What are the major issues affecting the live events sector? How will the summit address these?

Obviously, with live shows being cancelled throughout 2020-21, everyone working in the industry was keen to see the return of in-person events. However, now the industry faces a number of new issues. Some are due to the pandemic; others are a direct result of geopolitical situations. First and foremost is the dramatic shortage of crewmembers working in the sector. Many individuals opted to move into other parallel markets such as the TV and film industry during 2020-21. This has made it incredibly hard for productions to amass the crew needed.

On top of this, the sheer cost of touring has seen a seismic change, particularly with the cost of freighting making it particularly hard for productions to keep costs down. That's before you get to the very specific European issue and the ramifications of Brexit making it harder for UK crew to work in Europe and vice versa with various stipulations including the 90-day rule.

Finally, there is still a relatively pressing issue in the hold-up in supply chains for new equipment. Needless to say, there are a number of uncertainties facing the sector, especially as we prepare for the upcoming 2023 touring season.


What are the main talking points in terms of technologies? What are you expecting to see on the ISE show floor?

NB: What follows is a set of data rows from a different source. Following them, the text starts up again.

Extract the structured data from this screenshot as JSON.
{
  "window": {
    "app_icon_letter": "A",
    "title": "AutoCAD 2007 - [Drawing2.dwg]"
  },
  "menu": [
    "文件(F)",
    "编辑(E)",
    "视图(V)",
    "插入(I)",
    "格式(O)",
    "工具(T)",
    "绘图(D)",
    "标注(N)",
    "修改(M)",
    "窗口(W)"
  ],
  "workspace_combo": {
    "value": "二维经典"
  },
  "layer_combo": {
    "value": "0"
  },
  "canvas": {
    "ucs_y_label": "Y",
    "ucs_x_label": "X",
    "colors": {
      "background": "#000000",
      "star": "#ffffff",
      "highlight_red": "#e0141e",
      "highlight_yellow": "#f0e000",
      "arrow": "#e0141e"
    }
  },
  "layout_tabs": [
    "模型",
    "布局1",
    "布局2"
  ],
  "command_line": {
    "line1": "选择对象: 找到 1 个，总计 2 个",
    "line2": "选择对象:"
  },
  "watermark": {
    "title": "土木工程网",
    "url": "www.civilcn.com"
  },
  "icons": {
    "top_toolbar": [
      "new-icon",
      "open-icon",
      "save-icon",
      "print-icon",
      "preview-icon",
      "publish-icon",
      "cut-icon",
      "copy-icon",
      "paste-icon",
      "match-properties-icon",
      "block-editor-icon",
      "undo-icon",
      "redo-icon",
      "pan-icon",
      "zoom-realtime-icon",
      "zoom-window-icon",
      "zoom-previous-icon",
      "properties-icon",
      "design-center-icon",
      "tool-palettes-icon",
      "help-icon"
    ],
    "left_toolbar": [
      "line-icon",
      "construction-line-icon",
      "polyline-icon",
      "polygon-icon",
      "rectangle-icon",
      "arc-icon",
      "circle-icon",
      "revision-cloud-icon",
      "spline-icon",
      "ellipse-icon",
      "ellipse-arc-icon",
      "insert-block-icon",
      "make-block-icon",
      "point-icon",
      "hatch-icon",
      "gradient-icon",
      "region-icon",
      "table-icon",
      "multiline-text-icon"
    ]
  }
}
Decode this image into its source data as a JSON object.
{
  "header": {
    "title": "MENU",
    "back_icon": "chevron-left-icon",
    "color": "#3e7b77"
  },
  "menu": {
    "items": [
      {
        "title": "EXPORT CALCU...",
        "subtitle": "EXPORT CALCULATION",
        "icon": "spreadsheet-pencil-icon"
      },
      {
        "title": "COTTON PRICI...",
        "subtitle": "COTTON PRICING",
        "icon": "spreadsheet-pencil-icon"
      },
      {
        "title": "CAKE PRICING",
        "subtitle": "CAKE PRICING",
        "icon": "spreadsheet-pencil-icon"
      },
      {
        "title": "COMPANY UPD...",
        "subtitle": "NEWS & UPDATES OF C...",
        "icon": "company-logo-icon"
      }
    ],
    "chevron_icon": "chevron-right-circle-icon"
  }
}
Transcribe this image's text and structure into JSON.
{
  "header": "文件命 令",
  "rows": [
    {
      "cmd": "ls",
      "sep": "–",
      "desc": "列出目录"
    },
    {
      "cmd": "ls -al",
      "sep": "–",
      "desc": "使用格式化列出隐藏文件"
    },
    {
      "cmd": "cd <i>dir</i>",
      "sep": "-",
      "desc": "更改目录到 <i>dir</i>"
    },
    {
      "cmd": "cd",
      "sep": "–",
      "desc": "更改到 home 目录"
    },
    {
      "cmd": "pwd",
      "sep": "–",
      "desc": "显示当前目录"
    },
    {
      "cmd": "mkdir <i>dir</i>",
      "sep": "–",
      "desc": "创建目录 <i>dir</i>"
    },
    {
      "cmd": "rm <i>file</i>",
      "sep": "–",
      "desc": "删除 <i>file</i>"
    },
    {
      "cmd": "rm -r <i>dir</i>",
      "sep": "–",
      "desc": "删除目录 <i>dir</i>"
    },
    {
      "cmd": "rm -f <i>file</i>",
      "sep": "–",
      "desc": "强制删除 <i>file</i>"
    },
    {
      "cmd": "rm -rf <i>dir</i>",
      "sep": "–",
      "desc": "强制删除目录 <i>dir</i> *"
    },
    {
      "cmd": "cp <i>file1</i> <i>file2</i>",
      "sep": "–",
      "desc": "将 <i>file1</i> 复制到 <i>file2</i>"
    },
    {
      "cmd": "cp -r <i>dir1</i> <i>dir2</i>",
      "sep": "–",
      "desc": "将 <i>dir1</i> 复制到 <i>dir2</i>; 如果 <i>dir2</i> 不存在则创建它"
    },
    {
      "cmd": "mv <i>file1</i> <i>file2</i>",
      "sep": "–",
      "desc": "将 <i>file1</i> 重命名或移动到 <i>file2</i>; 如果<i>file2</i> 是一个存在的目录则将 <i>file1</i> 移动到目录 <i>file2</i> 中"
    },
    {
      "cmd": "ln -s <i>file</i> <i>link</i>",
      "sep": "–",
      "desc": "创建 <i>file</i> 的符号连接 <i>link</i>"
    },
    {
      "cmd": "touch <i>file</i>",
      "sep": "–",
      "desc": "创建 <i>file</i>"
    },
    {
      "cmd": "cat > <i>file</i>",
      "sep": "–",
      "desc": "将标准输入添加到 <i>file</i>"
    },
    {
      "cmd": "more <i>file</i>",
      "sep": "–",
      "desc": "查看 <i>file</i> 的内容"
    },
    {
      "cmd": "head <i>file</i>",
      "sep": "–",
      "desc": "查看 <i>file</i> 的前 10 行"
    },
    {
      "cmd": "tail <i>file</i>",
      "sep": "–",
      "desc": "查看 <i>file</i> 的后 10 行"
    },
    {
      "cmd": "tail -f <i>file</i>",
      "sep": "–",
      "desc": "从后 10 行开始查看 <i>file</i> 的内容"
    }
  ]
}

The development in video technology, specifically with virtual studios and the ever-sophisticated methods in AR and VR has been staggering during the 2020s. With years of research, it will be interesting to see how companies are expecting to use these new tools for real-world applications. Another continually developing conversation is that of ‘immersive’ audio. Although there are many that might take issue with the term ‘immersive’ to describe this trend in the market, it’s clear that more companies in the pro audio sector are turning their attention to marketing their various offerings when it comes to spatial audio and what it can deliver to both artists and audiences alike.  

Another key talking point, specifically on the manufacturing side, will be the topic of supply chains and how they are recovering from the pandemic with the shortages of raw materials; as well as the wider geopolitical situation and the effect it is having on bringing new products to market.


What do you see as the future of the sector?

The live events industry has always been made up of problem solvers, that live by the mantra ‘the show must go on'. I think in the years ahead, however, those involved are going to have to think even more outside the box when it comes to delivering a show while still keeping costs down - and also be more conscious of the environmental impact of touring which is an ever-growing concern for many artists.

That said, I think artists are going to look for more ways to keep interacting with fans from across the globe; although I believe the live performance will still remain the primary way for a fan to enjoy an artist's work, we will see more experimentation with everything from streaming to special one-off virtual events to bring artists into the homes of fans and try and encapsulate that live experience for those not lucky to be there in the crowd. 


What can attendees expect from the summit and why should they attend? 

Despite a number of issues facing the industry, there is still a great deal of innovation taking place within the sector. The Live Events Summit will be a forum to explore some of the changes we are likely to see in the live market in the coming few years and what the tours of tomorrow may look like. From looking at some of the latest technological trends to hearing from a number of thought leads who are working to the coal face of the live events sector to make live events even more spectacular year after year.